My attempt at the 5 gal bucket cooler went pretty well, though not perfect. Notes from my experience:
- Get construction started early. You'll have to get things from online sources, and if anything goes wrong, you won't have time to recover.
- The fan Figjam recommends does indeed put out of lots of air - much more so than the one I bought at Rat Shack first. Just follow his recommendation.
- I note, though, the the place he linked to as a source was backordered when I wanted one, with no ETA for restocking. I found another source for this fan after some extensive searching, but ended up making 2 attempts to get it. The first time I mis-ordered a different, 4-wire model of the same fan, which used the 4th wire for fan "control" (and which could not be jury-rigged to make the fan start). I discovered this after receiving it and an unsuccessful attempt to make it work (which was debugged by a friend who is an electronics expert). The 3-wire one I got on second order worked fine (using only power & ground wires).
[*]Don't economize by waiting until you get to RNO (or similar) to buy the cooler pad & attempt to build it there. In Boston, it's humid, and nobody uses swamp coolers, so no stores stocked any. I'd have had to have one shipped to build before leaving here, which seemed silly for a $5 component. So instead, I built everything except
the pad here in Boston, shipped it out, and bought the pad in RNO, then added the pad at the Burn. Bad idea for three reasons:
- Less precision available when constructing away from your normal construction workbench.
- High dependence on getting it right the first time.
- In particular, do NOT attempt to cut the pad on the Playa. Talk about MOOP CITY! Fortunately, I cut it on a floor where I could collect all the little blue bits before they Mooped up the Playa. But cutting blue cooler pad on the Playa is a BAD idea.
[*]The 7 volt pump in the original post was a pain in the butt; find the 12-volt Figjam currently recommends. I didn't realize this until too late, and used the 7-volt one with a voltage converter. It was an electrical hassle, and the pump didn't put out much water. I think it under-wet the pad. Next year I'll switch to the 12-volt pump.[/*]
- I think Figjam's recent recommendation to put a little air hole on the _far_ side of the drip ring is a good suggestion.
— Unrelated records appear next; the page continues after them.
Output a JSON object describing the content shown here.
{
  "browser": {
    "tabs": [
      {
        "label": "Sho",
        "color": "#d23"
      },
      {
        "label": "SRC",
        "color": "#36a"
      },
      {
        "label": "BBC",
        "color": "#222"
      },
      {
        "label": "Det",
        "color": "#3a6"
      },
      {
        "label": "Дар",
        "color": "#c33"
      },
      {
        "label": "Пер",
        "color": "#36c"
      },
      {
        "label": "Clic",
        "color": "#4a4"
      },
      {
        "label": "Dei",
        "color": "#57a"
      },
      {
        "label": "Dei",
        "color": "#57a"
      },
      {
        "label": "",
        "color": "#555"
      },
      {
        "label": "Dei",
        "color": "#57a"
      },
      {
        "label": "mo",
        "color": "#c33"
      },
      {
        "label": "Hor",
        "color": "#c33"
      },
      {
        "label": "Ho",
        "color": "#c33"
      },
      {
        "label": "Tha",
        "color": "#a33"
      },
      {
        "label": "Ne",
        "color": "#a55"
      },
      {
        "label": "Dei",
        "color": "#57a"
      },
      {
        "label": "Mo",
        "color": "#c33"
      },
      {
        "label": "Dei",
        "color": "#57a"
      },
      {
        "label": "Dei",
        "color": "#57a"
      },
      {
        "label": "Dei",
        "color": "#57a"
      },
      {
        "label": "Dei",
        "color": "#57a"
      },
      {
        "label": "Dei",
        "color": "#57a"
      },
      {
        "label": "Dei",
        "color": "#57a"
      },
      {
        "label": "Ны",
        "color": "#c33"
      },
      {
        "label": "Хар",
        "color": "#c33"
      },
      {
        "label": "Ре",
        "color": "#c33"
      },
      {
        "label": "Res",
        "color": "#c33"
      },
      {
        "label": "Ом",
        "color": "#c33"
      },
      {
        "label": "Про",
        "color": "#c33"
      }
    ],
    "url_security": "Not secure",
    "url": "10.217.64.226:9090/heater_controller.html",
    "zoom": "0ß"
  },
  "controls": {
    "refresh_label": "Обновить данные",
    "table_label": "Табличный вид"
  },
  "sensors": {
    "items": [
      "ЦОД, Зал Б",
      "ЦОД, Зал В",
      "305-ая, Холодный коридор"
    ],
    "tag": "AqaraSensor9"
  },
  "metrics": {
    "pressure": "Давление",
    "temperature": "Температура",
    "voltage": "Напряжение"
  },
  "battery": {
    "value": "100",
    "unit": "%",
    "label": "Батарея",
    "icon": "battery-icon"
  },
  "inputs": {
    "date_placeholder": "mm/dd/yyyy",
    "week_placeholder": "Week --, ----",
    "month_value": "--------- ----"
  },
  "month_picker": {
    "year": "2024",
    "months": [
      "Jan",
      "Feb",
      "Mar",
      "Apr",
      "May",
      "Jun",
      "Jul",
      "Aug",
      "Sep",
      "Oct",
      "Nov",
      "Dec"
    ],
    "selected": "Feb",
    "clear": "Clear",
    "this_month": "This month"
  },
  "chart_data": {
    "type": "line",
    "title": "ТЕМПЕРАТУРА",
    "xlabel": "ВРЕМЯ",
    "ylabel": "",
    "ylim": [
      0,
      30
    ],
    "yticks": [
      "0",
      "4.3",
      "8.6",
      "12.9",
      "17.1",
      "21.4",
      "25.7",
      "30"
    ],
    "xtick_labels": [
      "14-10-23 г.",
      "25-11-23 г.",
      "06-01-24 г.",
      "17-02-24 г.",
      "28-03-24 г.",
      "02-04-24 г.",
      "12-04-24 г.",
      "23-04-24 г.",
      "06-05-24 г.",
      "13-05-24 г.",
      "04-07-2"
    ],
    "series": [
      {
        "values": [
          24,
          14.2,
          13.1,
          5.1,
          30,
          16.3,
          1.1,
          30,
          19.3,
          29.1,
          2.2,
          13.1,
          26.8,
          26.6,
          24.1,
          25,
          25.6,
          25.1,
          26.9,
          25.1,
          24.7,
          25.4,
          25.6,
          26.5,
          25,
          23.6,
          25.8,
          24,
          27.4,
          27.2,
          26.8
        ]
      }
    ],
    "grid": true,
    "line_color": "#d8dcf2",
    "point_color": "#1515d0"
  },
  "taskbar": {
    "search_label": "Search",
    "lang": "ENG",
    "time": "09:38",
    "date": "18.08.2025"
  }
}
I'm betting part of the problem with my 7-volt Harbor Freight pump was that the pump had to work too hard to overcome the air-bubble on the far side of the ring from the T connector. My ring definitely wet the side of the pad closest to the "T" much more thoroughly.
[*]Don't use a bunch of plastic car lighter accessory plugs / splitters / cables as a convenient way to wire together all the different connections, then set your full bucket of water down on all the car lighter parts right on the Playa and shatter them all to pieces just as you are setting up your cooler for its first production use, forcing you to re-wire everything by hand, cussing and fretting the whole time. I can vouch for the fact that this is a big bummer.
[*]Don't try the trick of putting the cloth thingie somebody recommended around the outside to cutdown the dust. It a) gets clogged with dust quickly, which b) causes the fan to suck the cloth against the bucket and (importantly) the cooler pad, which c) causes it to get wet, and muck up the whole thing. I did this, and removed the cloth bag mid-week. Just make sure you have the proper gap between the pad & bucket & let the pad filter as it will.[/*]
- I note that getting the pad size correct was probably the biggest hassle to figure out, since the orange kit buckets all seem to vary in size. We should probably come up with a method to a) precisely measure the inside base of a bucket, and b) compute the appropriate pad size from there. Using a metal tape measure (particularly on-playa) didn't work so well. I must have cut my pad 3x to get close to the right size. Also, the construction process should suggest measuring the inside height with the lid attached after you've cut the hole for the fan, but before installing the fan.
[*]Another harder-than-expected thing for me was to figure out clean wiring to the power sources. The little 12-volt wires are often so small that crimp splicers won't hold them together. Plus, it's important to not over-complicate the wiring; fixing overly clever electrical on the Playa is a pain and a waste of Playa time. Fortunately I found some nice clips & stuff, but this was lucky, and overall harder than anticipated.[/*]
[*]I felt that my 5-gal bucket adequately cooled my H12 yurt. No, it's not as cool as the big version of the cooler would have been, but it made more than enough difference to bring down the mid-day heat to a comfortable level.[/*]
[*]I think my big, deep-cycle battery was overkill. I didn't want to leave the cooler running all the time, since I wouldn't be there to refill the water every time it ran dry. So I ran it from roughly 10am-3pm each day, which was about 1 full bucket of water. It ran 6 days. I don't think I came close
to exhausting my battery. Next year, I'll do some calculations to see if I can use a smaller battery. (Actually, hopefully next year I can get 120v power, and use a wall wart to step it down to 12v.)[/*]
All in all, it did the trick. Thanks, Figjam. IMO, a full repeat of the bucket design, under a new thread title, started by you, with current supplier links, stuff about the air hole, varying bucket sizes, etc., will be in order before next year.